Lakhdar Hamadi is the main delegate for ITFA matters.

Commercial Bank of Kuwait (CBK) is one of the largest financial institutions in Kuwait with a strong and growing corporate and retail banking franchise providing innovative financial and investment solutions to every growing customer base.

Established on 19th June 1960, CBK is the second oldest bank in Kuwait. From retail banking to major project finance, CBK is mobilising its substantial capital base and decades of expertise to assume a cutting edge role in the Kuwait economy.

The Bank has emerged as a lead financier, ranging from a flow of loans to diverse power, construction and notable infrastructure projects in Kuwait.

Mr. Tan Tat Thong will be the main delegate for all ITFA related matters.


With Christmas only two months away, the ITFA Board is pleased to invite all ITFA members to attend its yearly informal gathering; the ITFA Christmas Cocktail Party. To view the invite please click here. The event is being held at The Roof Garden, Kensington, London on Monday 7th December 2015 at 19:00 hrs. 

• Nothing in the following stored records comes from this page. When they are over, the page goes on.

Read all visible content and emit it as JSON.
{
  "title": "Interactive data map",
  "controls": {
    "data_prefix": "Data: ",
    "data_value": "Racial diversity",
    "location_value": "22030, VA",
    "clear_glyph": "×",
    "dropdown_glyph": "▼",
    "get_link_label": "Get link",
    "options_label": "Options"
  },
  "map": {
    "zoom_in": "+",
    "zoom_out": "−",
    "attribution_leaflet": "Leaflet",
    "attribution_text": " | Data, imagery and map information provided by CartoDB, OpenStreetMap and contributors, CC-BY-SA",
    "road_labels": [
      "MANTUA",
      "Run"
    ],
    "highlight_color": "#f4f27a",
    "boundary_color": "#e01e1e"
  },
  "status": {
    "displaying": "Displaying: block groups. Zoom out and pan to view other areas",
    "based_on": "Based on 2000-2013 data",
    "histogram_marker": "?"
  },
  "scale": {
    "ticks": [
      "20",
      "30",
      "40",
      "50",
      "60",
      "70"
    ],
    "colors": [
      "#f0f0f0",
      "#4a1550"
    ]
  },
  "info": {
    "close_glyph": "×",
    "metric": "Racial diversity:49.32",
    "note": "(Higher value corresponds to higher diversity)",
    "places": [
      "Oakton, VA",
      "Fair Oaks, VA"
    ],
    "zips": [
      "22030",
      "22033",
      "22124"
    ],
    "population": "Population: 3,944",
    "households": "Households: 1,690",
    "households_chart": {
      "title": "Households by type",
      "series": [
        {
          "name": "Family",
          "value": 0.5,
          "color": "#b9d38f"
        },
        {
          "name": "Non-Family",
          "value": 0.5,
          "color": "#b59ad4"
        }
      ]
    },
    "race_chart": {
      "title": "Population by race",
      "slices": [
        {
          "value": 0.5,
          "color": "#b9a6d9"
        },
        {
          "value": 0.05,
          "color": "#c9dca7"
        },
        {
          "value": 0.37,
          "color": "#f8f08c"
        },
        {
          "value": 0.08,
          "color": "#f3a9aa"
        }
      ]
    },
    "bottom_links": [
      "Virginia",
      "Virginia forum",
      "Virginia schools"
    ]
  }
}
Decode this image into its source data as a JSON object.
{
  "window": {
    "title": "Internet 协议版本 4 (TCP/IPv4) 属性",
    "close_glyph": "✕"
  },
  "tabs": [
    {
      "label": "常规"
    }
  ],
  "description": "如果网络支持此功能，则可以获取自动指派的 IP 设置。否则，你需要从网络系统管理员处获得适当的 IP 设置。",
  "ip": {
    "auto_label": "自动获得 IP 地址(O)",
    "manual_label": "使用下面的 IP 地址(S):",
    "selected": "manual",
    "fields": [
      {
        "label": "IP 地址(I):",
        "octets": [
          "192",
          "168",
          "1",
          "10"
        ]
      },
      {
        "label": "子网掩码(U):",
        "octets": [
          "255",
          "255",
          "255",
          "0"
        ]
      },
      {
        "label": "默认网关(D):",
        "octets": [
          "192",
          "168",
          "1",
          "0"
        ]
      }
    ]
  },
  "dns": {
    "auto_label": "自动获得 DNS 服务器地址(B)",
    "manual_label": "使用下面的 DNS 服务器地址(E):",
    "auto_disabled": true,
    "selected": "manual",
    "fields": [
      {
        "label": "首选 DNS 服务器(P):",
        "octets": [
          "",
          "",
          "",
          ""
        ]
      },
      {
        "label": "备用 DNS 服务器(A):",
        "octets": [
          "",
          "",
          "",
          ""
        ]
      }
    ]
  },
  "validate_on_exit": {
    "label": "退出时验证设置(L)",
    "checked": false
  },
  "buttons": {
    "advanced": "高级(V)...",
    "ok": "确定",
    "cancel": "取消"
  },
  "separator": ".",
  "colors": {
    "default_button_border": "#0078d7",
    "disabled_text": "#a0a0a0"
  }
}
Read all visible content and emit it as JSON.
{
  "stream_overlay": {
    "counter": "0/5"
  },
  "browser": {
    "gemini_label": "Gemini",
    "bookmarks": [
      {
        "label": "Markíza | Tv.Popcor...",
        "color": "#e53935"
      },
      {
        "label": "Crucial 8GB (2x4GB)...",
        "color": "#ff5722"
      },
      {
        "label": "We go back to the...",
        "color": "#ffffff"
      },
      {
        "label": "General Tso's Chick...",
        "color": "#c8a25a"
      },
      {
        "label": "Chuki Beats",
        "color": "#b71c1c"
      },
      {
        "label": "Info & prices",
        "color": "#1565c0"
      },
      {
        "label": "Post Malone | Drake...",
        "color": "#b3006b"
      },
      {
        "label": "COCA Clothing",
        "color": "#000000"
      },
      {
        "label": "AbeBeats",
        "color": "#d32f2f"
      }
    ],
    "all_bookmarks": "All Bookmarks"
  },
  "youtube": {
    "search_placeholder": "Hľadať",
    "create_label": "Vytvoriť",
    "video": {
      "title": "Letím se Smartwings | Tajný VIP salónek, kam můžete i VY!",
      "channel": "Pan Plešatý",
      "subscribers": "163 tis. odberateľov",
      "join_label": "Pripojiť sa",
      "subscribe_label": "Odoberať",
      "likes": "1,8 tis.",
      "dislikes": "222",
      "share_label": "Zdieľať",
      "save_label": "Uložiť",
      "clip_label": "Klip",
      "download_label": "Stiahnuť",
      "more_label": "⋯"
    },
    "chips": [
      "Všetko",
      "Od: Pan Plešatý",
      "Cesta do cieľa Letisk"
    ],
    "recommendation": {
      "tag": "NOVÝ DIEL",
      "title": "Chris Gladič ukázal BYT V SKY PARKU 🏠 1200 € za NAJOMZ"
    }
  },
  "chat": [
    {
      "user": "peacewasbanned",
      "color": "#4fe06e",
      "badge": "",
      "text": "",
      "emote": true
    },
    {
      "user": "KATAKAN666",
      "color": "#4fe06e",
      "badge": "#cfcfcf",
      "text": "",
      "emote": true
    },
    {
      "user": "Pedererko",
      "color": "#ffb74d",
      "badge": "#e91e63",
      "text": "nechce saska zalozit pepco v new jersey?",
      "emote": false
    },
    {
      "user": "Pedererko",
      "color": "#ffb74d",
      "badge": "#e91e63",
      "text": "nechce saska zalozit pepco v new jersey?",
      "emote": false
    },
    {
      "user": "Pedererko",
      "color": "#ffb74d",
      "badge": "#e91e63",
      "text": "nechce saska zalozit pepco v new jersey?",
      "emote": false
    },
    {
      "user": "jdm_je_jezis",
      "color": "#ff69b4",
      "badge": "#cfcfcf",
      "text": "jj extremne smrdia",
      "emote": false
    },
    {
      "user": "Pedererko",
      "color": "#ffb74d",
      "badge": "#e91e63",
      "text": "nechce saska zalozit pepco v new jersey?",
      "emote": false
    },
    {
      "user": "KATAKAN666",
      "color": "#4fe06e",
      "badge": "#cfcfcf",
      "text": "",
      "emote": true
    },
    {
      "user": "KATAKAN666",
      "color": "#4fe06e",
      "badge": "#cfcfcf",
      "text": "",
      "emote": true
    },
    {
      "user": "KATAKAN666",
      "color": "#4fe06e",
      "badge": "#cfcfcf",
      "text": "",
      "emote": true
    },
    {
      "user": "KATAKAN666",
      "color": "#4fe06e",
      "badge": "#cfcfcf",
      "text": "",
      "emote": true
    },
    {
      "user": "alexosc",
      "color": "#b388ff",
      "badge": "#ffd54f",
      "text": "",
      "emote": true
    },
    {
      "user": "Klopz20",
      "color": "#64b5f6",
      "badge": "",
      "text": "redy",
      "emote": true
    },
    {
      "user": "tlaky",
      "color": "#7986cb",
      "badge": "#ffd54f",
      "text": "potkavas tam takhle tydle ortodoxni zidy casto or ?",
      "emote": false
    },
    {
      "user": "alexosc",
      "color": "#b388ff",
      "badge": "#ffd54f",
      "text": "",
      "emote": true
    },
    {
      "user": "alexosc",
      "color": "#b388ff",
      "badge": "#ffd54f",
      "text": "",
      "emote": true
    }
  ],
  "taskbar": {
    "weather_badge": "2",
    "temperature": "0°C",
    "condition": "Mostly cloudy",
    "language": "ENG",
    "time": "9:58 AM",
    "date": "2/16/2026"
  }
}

Invites to the Christmas event have already been sent to the Main delegate of each member association and to non-member individuals who attended the Dubai Conference. Please keep in mind that the invite is for MEMBERS ONLY and access to the event is restricted to confirmed guests only.

As always, we encourage you all to attend as this is a valuable networking opportunity. The informal setting will definitely make it an enjoyable event, were all present can get into the Christmas spirit and unwind. We look forward to seeing most of you there. So please...save the date!

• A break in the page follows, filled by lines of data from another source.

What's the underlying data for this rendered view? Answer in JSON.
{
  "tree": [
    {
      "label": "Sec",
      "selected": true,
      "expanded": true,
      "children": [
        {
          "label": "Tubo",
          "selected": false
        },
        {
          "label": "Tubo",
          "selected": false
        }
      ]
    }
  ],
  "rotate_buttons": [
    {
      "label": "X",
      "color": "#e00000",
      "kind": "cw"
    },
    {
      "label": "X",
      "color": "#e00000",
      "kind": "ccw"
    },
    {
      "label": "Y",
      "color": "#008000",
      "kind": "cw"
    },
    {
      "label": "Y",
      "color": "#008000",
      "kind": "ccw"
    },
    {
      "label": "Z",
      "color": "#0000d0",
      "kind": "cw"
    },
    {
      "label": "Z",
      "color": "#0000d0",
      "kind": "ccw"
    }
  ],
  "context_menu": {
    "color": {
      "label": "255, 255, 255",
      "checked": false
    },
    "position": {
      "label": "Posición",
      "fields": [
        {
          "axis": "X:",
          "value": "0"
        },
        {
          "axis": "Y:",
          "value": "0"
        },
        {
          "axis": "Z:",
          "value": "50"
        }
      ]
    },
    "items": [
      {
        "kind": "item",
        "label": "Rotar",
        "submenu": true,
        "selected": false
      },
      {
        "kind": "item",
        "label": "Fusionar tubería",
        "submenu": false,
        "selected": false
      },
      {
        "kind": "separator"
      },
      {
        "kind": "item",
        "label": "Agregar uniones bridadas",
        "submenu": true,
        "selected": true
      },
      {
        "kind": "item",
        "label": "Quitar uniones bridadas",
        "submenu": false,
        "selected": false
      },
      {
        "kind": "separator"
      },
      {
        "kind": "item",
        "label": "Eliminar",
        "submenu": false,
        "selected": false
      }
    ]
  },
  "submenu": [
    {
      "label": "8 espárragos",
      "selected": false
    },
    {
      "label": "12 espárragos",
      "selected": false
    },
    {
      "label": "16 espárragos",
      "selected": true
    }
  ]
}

On a different note, we wish to remind our readers of the 9th German Export Finance Conference (30th November – 1st December, Berlin). M
ajor exporters, agencies, financiers and banks will be meeting at this event, which is dedicated to discussing the latest European trade finance challenges facing exporters and financiers. 

Another interesting event which is being held between 8-9 December in London is the AML Risk Reduction and Compliance Europe conference. The event breaks down into 2 complementary days: Legislation, regulation and the future of the AML industry; and AML, KYC and CDD: Examining your processes and improving outcomes. For all the necessary details about this event click here.